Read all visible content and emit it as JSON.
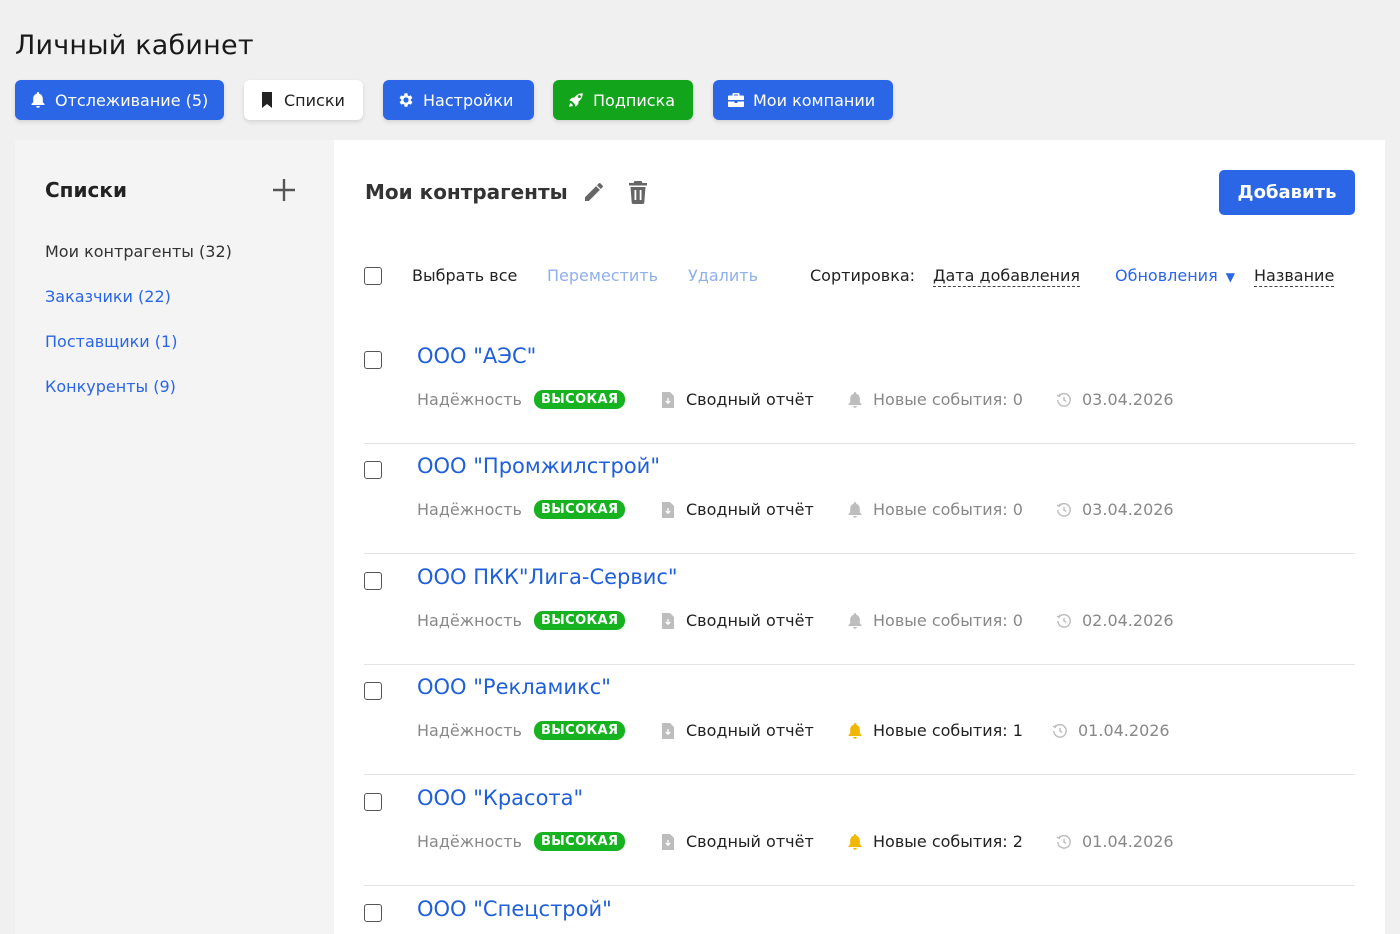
{
  "page": {
    "title": "Личный кабинет"
  },
  "topnav": {
    "items": [
      {
        "label": "Отслеживание (5)",
        "icon": "bell-icon",
        "style": "blue"
      },
      {
        "label": "Списки",
        "icon": "bookmark-icon",
        "style": "white"
      },
      {
        "label": "Настройки",
        "icon": "gear-icon",
        "style": "blue"
      },
      {
        "label": "Подписка",
        "icon": "rocket-icon",
        "style": "green"
      },
      {
        "label": "Мои компании",
        "icon": "briefcase-icon",
        "style": "blue"
      }
    ]
  },
  "sidebar": {
    "title": "Списки",
    "items": [
      {
        "label": "Мои контрагенты (32)",
        "active": true
      },
      {
        "label": "Заказчики (22)",
        "active": false
      },
      {
        "label": "Поставщики (1)",
        "active": false
      },
      {
        "label": "Конкуренты (9)",
        "active": false
      }
    ]
  },
  "main": {
    "title": "Мои контрагенты",
    "add_label": "Добавить",
    "toolbar": {
      "select_all": "Выбрать все",
      "move": "Переместить",
      "delete": "Удалить",
      "sort_label": "Сортировка:",
      "sort_options": [
        "Дата добавления",
        "Обновления",
        "Название"
      ]
    },
    "rows": [
      {
        "name": "ООО \"АЭС\"",
        "reliability_label": "Надёжность",
        "reliability": "ВЫСОКАЯ",
        "report": "Сводный отчёт",
        "events": "Новые события: 0",
        "date": "03.04.2026"
      },
      {
        "name": "ООО \"Промжилстрой\"",
        "reliability_label": "Надёжность",
        "reliability": "ВЫСОКАЯ",
        "report": "Сводный отчёт",
        "events": "Новые события: 0",
        "date": "03.04.2026"
      },
      {
        "name": "ООО ПКК\"Лига-Сервис\"",
        "reliability_label": "Надёжность",
        "reliability": "ВЫСОКАЯ",
        "report": "Сводный отчёт",
        "events": "Новые события: 0",
        "date": "02.04.2026"
      },
      {
        "name": "ООО \"Рекламикс\"",
        "reliability_label": "Надёжность",
        "reliability": "ВЫСОКАЯ",
        "report": "Сводный отчёт",
        "events": "Новые события: 1",
        "date": "01.04.2026"
      },
      {
        "name": "ООО \"Красота\"",
        "reliability_label": "Надёжность",
        "reliability": "ВЫСОКАЯ",
        "report": "Сводный отчёт",
        "events": "Новые события: 2",
        "date": "01.04.2026"
      },
      {
        "name": "ООО \"Спецстрой\""
      }
    ]
  },
  "colors": {
    "accent_blue": "#2a66e6",
    "subscription_green": "#12a41a",
    "badge_green": "#16b21f",
    "event_yellow": "#f2b705"
  }
}
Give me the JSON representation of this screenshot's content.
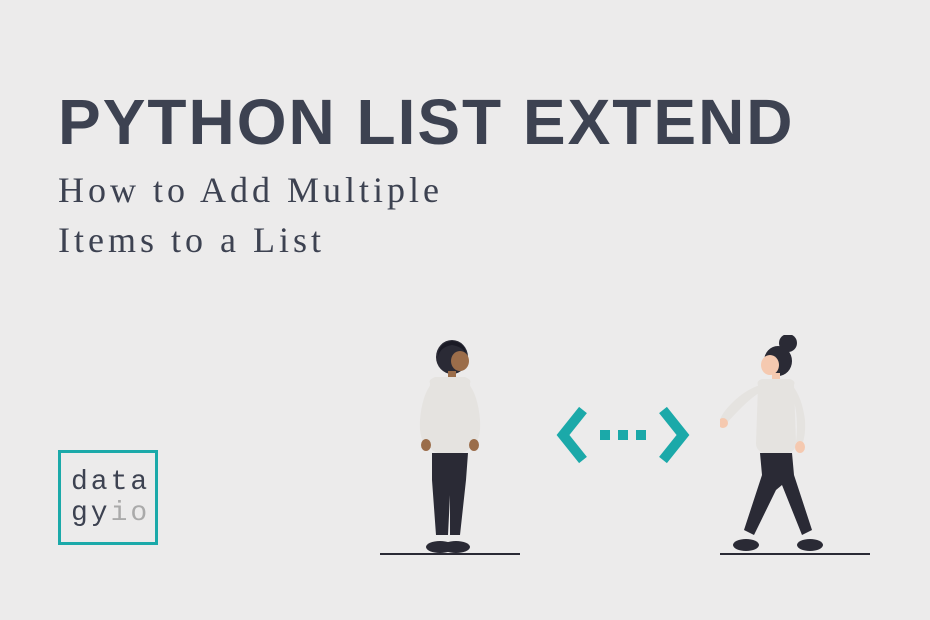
{
  "title": "PYTHON LIST EXTEND",
  "subtitle": "How to Add Multiple\nItems to a List",
  "logo": {
    "line1": "data",
    "line2_prefix": "gy",
    "line2_suffix": "io"
  },
  "colors": {
    "accent": "#1ba9a9",
    "text": "#3d4251",
    "background": "#ecebeb"
  }
}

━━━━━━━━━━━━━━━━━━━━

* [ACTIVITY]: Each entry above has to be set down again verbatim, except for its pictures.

* [RESULT]:
Read all visible content and emit it as JSON.
{
  "page": {
    "title": "Личный кабинет"
  },
  "topnav": {
    "items": [
      {
        "label": "Отслеживание (5)",
        "icon": "bell-icon",
        "style": "blue"
      },
      {
        "label": "Списки",
        "icon": "bookmark-icon",
        "style": "white"
      },
      {
        "label": "Настройки",
        "icon": "gear-icon",
        "style": "blue"
      },
      {
        "label": "Подписка",
        "icon": "rocket-icon",
        "style": "green"
      },
      {
        "label": "Мои компании",
        "icon": "briefcase-icon",
        "style": "blue"
      }
    ]
  },
  "sidebar": {
    "title": "Списки",
    "items": [
      {
        "label": "Мои контрагенты (32)",
        "active": true
      },
      {
        "label": "Заказчики (22)",
        "active": false
      },
      {
        "label": "Поставщики (1)",
        "active": false
      },
      {
        "label": "Конкуренты (9)",
        "active": false
      }
    ]
  },
  "main": {
    "title": "Мои контрагенты",
    "add_label": "Добавить",
    "toolbar": {
      "select_all": "Выбрать все",
      "move": "Переместить",
      "delete": "Удалить",
      "sort_label": "Сортировка:",
      "sort_options": [
        "Дата добавления",
        "Обновления",
        "Название"
      ]
    },
    "rows": [
      {
        "name": "ООО \"АЭС\"",
        "reliability_label": "Надёжность",
        "reliability": "ВЫСОКАЯ",
        "report": "Сводный отчёт",
        "events": "Новые события: 0",
        "date": "03.04.2026"
      },
      {
        "name": "ООО \"Промжилстрой\"",
        "reliability_label": "Надёжность",
        "reliability": "ВЫСОКАЯ",
        "report": "Сводный отчёт",
        "events": "Новые события: 0",
        "date": "03.04.2026"
      },
      {
        "name": "ООО ПКК\"Лига-Сервис\"",
        "reliability_label": "Надёжность",
        "reliability": "ВЫСОКАЯ",
        "report": "Сводный отчёт",
        "events": "Новые события: 0",
        "date": "02.04.2026"
      },
      {
        "name": "ООО \"Рекламикс\"",
        "reliability_label": "Надёжность",
        "reliability": "ВЫСОКАЯ",
        "report": "Сводный отчёт",
        "events": "Новые события: 1",
        "date": "01.04.2026"
      },
      {
        "name": "ООО \"Красота\"",
        "reliability_label": "Надёжность",
        "reliability": "ВЫСОКАЯ",
        "report": "Сводный отчёт",
        "events": "Новые события: 2",
        "date": "01.04.2026"
      },
      {
        "name": "ООО \"Спецстрой\""
      }
    ]
  },
  "colors": {
    "accent_blue": "#2a66e6",
    "subscription_green": "#12a41a",
    "badge_green": "#16b21f",
    "event_yellow": "#f2b705"
  }
}
Give me the JSON representation of this screenshot's content.
{
  "title": "PYTHON LIST EXTEND",
  "subtitle": "How to Add Multiple\nItems to a List",
  "logo": {
    "line1": "data",
    "line2_prefix": "gy",
    "line2_suffix": "io"
  },
  "colors": {
    "accent": "#1ba9a9",
    "text": "#3d4251",
    "background": "#ecebeb"
  }
}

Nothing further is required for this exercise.